:: Assignment ::
State how many lines in the listing below hold "Hide", with no other words.
━━━ Information shown
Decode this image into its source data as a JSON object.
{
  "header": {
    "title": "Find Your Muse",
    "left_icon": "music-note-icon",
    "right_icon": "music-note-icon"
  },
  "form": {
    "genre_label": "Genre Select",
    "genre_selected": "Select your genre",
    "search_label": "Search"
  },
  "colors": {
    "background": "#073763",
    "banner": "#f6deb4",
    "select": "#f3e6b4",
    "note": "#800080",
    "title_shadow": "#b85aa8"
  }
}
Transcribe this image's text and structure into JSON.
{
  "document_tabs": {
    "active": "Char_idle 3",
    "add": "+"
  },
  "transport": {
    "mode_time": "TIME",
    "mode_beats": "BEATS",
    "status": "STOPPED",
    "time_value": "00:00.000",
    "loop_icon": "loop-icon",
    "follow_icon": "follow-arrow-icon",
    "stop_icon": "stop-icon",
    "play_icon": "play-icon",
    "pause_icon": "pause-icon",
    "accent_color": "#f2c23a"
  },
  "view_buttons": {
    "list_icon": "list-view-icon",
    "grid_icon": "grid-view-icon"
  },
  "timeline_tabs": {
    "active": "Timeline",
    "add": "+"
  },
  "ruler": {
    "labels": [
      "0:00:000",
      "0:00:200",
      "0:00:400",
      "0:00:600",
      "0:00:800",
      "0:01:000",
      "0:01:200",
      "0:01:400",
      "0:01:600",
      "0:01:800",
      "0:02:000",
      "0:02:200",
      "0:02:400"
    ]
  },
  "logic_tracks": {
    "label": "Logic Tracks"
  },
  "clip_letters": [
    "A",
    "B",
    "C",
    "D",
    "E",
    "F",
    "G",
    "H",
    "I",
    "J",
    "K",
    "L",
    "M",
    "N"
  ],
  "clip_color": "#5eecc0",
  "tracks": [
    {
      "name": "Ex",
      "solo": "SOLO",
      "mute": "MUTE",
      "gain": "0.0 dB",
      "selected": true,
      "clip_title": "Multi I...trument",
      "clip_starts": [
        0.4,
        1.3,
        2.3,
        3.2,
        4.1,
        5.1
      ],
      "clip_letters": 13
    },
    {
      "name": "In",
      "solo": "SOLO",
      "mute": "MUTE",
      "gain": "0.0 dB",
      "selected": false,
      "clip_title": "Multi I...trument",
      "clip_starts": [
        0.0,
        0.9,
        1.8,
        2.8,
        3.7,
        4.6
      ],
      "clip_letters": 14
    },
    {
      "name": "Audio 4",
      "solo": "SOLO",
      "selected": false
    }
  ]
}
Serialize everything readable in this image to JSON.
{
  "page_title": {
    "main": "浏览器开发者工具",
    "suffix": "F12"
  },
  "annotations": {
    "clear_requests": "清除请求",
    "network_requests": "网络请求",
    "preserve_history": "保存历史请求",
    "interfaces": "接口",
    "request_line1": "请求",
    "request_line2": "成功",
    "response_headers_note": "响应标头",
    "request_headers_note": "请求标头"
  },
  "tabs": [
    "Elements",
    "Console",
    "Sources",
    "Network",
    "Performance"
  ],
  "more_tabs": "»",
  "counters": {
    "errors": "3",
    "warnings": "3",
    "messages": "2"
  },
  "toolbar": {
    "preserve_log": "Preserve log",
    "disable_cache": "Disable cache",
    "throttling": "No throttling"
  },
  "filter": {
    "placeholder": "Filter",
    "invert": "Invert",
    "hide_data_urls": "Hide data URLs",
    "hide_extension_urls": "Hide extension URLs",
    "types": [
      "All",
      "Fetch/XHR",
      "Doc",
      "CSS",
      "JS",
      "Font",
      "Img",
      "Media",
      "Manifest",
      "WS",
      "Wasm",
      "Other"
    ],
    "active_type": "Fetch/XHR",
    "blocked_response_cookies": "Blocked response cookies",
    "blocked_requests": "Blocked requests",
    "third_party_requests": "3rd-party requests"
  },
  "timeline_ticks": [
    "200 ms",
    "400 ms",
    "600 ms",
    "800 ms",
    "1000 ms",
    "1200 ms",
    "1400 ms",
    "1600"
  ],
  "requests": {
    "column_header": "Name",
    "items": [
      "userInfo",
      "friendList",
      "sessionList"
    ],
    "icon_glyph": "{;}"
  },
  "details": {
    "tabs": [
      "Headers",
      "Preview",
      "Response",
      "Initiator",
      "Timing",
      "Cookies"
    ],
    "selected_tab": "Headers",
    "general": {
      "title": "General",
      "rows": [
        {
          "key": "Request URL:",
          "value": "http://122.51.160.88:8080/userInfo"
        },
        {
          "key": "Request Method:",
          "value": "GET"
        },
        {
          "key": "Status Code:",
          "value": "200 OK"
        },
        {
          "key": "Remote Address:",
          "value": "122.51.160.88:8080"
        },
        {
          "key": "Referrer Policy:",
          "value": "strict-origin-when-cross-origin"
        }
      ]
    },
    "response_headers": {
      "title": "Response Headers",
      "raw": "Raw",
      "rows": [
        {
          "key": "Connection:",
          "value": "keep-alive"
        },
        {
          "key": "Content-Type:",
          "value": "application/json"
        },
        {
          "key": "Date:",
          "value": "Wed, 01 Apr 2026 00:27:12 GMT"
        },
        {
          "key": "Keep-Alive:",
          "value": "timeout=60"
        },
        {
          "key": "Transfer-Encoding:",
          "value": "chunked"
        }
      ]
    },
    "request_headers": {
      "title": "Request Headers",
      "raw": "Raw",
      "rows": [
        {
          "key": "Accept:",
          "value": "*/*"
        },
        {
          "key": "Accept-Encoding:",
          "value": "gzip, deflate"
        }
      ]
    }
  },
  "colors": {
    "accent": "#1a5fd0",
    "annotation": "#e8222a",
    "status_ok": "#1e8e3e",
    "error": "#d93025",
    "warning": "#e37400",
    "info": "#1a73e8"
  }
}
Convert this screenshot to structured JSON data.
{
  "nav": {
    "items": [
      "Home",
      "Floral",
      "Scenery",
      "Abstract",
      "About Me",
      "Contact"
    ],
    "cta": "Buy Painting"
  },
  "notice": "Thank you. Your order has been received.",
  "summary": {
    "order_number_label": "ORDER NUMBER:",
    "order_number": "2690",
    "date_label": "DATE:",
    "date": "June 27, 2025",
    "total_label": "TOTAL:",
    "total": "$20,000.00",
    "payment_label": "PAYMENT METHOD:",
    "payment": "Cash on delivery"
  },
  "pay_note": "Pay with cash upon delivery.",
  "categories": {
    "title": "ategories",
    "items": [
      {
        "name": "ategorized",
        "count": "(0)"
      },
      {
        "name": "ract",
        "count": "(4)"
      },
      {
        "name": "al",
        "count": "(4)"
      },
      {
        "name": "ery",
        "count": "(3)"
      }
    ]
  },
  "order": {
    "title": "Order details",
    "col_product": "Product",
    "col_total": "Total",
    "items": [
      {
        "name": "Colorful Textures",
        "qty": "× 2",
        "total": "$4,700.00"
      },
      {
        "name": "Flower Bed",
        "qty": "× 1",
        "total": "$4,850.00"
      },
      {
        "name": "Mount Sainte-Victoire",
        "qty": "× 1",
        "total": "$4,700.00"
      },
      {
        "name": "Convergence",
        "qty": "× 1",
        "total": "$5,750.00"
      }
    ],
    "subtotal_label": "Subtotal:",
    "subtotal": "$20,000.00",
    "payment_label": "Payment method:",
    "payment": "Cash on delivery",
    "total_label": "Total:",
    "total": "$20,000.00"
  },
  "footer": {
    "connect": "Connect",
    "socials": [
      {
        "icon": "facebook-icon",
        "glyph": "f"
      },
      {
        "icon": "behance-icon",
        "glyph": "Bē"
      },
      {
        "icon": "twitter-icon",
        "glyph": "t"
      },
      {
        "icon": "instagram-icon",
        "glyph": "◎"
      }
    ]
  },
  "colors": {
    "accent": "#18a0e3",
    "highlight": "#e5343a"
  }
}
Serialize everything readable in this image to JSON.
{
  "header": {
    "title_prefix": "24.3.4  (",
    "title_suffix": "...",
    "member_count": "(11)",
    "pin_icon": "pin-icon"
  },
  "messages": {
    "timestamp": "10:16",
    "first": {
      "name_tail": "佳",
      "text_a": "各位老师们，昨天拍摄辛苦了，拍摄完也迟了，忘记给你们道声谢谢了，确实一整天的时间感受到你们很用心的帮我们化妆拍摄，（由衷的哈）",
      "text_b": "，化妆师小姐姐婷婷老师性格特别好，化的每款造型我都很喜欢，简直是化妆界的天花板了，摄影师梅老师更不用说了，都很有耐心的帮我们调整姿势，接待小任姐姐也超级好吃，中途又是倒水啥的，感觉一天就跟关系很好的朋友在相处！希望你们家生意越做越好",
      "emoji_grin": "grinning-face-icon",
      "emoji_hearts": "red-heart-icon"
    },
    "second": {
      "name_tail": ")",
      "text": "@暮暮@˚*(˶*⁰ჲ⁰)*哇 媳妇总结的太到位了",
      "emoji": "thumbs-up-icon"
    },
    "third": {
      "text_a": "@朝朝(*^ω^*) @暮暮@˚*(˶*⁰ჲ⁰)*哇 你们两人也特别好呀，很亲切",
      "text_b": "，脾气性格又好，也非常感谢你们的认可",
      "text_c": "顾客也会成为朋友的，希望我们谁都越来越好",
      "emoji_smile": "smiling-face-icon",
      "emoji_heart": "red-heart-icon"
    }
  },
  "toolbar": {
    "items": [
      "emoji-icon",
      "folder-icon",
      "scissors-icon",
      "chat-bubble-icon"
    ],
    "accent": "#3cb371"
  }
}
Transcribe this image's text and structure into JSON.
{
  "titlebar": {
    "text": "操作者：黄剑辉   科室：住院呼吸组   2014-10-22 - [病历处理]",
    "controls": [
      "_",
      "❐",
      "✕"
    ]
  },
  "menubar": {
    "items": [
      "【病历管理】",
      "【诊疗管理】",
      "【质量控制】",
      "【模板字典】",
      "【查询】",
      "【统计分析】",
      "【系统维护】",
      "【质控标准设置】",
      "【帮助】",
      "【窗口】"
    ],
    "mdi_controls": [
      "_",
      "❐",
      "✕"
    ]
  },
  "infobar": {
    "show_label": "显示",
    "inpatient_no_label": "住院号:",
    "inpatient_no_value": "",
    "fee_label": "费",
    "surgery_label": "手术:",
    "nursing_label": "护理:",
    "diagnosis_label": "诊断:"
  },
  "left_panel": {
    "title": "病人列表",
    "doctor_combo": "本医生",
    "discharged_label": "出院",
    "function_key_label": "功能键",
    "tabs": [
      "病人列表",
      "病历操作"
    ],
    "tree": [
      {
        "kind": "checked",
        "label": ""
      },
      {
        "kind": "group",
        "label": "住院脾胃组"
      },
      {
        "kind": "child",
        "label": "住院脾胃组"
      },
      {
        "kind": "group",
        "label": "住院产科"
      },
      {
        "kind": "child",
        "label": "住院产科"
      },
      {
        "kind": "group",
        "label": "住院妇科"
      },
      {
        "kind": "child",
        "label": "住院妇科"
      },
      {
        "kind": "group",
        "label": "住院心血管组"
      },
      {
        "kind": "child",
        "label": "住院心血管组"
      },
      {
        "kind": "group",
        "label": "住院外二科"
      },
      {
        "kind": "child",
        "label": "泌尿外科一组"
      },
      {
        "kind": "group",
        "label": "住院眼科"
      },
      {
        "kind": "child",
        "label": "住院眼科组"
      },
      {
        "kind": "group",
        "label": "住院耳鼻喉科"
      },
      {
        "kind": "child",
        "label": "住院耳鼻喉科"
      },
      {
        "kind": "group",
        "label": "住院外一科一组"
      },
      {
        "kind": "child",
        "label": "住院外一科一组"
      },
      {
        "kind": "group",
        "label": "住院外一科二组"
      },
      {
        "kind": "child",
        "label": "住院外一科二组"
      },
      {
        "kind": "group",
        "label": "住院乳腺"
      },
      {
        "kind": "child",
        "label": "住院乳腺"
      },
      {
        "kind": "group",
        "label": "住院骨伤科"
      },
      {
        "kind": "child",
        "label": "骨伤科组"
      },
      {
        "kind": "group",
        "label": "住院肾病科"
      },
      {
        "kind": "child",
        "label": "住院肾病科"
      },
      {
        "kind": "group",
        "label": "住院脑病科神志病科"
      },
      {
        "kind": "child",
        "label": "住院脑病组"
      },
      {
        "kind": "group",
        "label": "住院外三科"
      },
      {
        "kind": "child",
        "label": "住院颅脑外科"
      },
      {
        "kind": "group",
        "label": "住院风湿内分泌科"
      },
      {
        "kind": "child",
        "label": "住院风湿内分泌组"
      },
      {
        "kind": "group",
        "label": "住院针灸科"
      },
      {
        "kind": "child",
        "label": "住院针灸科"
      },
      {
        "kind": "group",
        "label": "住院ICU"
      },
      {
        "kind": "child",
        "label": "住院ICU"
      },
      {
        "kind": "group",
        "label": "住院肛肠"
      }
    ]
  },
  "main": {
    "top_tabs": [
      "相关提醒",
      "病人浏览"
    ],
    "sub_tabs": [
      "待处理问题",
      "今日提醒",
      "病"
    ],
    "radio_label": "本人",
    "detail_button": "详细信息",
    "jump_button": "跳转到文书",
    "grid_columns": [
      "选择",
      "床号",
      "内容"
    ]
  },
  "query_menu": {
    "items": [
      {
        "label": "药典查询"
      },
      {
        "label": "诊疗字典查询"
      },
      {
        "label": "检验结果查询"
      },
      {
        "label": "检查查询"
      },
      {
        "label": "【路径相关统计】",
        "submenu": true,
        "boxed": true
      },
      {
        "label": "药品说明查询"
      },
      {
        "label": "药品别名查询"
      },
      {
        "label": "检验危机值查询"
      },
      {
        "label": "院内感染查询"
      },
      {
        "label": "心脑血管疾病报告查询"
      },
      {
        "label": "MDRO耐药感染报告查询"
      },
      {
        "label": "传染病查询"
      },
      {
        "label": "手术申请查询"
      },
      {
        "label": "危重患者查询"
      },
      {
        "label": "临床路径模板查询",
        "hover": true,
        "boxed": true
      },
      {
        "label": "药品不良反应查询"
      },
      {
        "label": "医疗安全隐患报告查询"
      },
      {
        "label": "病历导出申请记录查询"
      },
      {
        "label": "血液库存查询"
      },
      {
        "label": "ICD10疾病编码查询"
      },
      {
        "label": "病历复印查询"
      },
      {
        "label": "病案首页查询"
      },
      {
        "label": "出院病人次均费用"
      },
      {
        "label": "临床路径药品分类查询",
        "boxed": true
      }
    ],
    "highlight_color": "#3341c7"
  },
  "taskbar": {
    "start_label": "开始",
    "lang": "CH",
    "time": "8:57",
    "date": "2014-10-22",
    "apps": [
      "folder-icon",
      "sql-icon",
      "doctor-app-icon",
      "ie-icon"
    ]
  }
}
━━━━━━
:: Task output ::
2